The image above is from the 2011 version of the 80’s cartoon Thundercats and you can see that even today a cartoon aimed at kids has an overtly stylized and sexual (even though she is supposed to be cat like) version of the female form.
Whilst Cheetara was a strong, powerful character, he demeanor at times was still one of a ‘traditional female’ in a group of men. The tight outfit, suggestive posing, idealized physical perfection dominated the cartoons of the 80’s and early 90’s. You can also see this is any form of ‘fan art’ depicting female characters.

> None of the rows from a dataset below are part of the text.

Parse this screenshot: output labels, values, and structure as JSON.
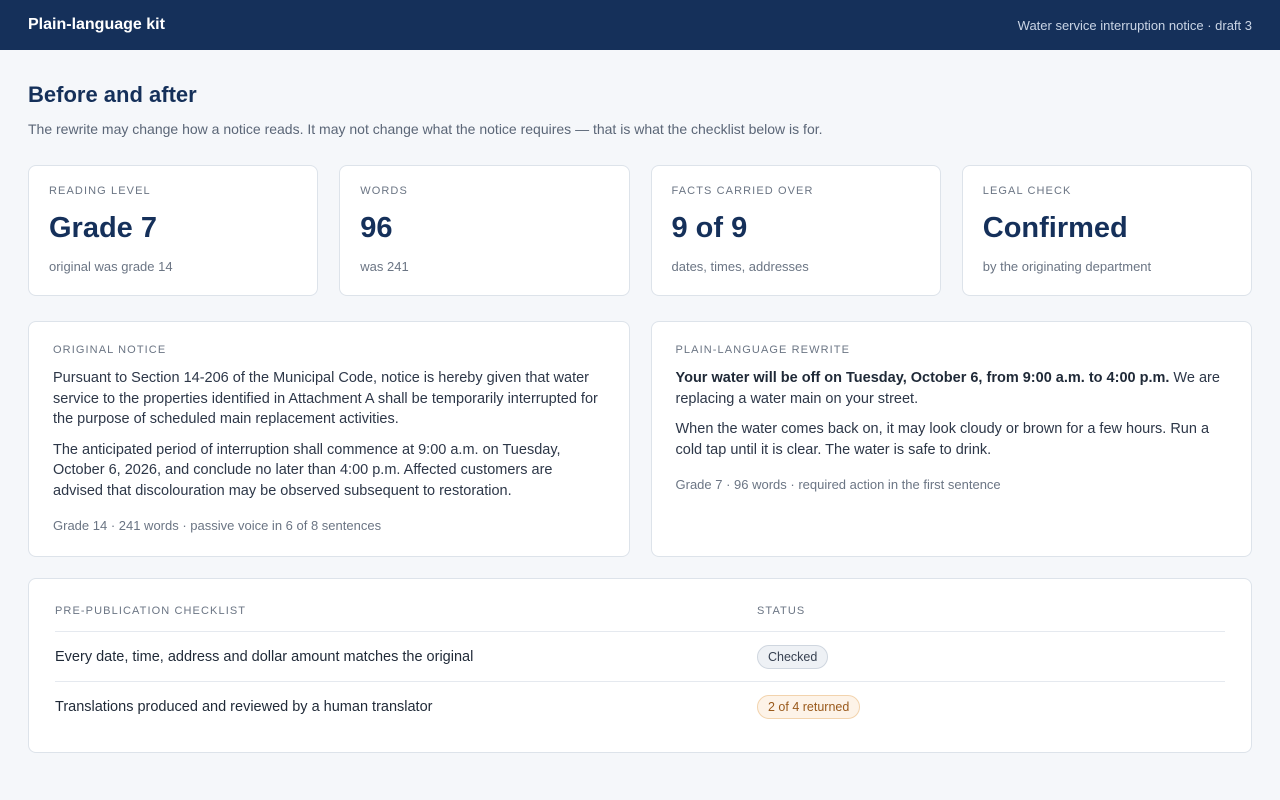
{
  "header": {
    "brand": "Plain-language kit",
    "document": "Water service interruption notice · draft 3"
  },
  "page": {
    "title": "Before and after",
    "subtitle": "The rewrite may change how a notice reads. It may not change what the notice requires — that is what the checklist below is for."
  },
  "stats": [
    {
      "label": "Reading level",
      "value": "Grade 7",
      "note": "original was grade 14"
    },
    {
      "label": "Words",
      "value": "96",
      "note": "was 241"
    },
    {
      "label": "Facts carried over",
      "value": "9 of 9",
      "note": "dates, times, addresses"
    },
    {
      "label": "Legal check",
      "value": "Confirmed",
      "note": "by the originating department"
    }
  ],
  "original": {
    "label": "Original notice",
    "paragraphs": [
      "Pursuant to Section 14-206 of the Municipal Code, notice is hereby given that water service to the properties identified in Attachment A shall be temporarily interrupted for the purpose of scheduled main replacement activities.",
      "The anticipated period of interruption shall commence at 9:00 a.m. on Tuesday, October 6, 2026, and conclude no later than 4:00 p.m. Affected customers are advised that discolouration may be observed subsequent to restoration."
    ],
    "meta": "Grade 14 · 241 words · passive voice in 6 of 8 sentences"
  },
  "rewrite": {
    "label": "Plain-language rewrite",
    "lead_bold": "Your water will be off on Tuesday, October 6, from 9:00 a.m. to 4:00 p.m.",
    "lead_rest": " We are replacing a water main on your street.",
    "paragraph2": "When the water comes back on, it may look cloudy or brown for a few hours. Run a cold tap until it is clear. The water is safe to drink.",
    "meta": "Grade 7 · 96 words · required action in the first sentence"
  },
  "checklist": {
    "col_item": "Pre-publication checklist",
    "col_status": "Status",
    "rows": [
      {
        "item": "Every date, time, address and dollar amount matches the original",
        "status": "Checked"
      },
      {
        "item": "Translations produced and reviewed by a human translator",
        "status": "2 of 4 returned"
      }
    ]
  }
}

In conclusion, This article has probably raised more questions than it has answered but, from what I have discovered it appears that as artists, or for that matter anyone who creates media, we must remember that we are shaping the future, ideals, tastes, and in some senses morals, are all influenced by the images we create. Considering that children are the future and as I stated earlier, retain information like a sponge, It’s up to us to change the way we portray and present women in our work and, to an extent the overall human form (both male and female) in our work. But, with the overt sexualisation of almost everything around us and people putting financial greed before moral, I fear that may never be the case.
Bibliography and image sources
Gauntlett, David (2002), Media, Gender and Identity: An Introduction, Routledge, London and New York. (Extracts available at http://www.theoryhead.com/gender).
Lynda Nead, 1992. The Female Nude: Art, Obscenity and Sexuality. Edition. Routledge.
2006. The Lure of the Object (Clark Studies in the Visual Arts). Edition. Clark Art Institute.
Alison Smith, 2001. Exposed. Edition. Tate Gallery Publishing.
Chris Barker, 2000. Cultural Studies: Theory and Practice. Edition. Sage Publications Ltd
Michael Gill, 1990. Image of the Body: Aspects of the Nude. Edition. The Bodley Head Ltd.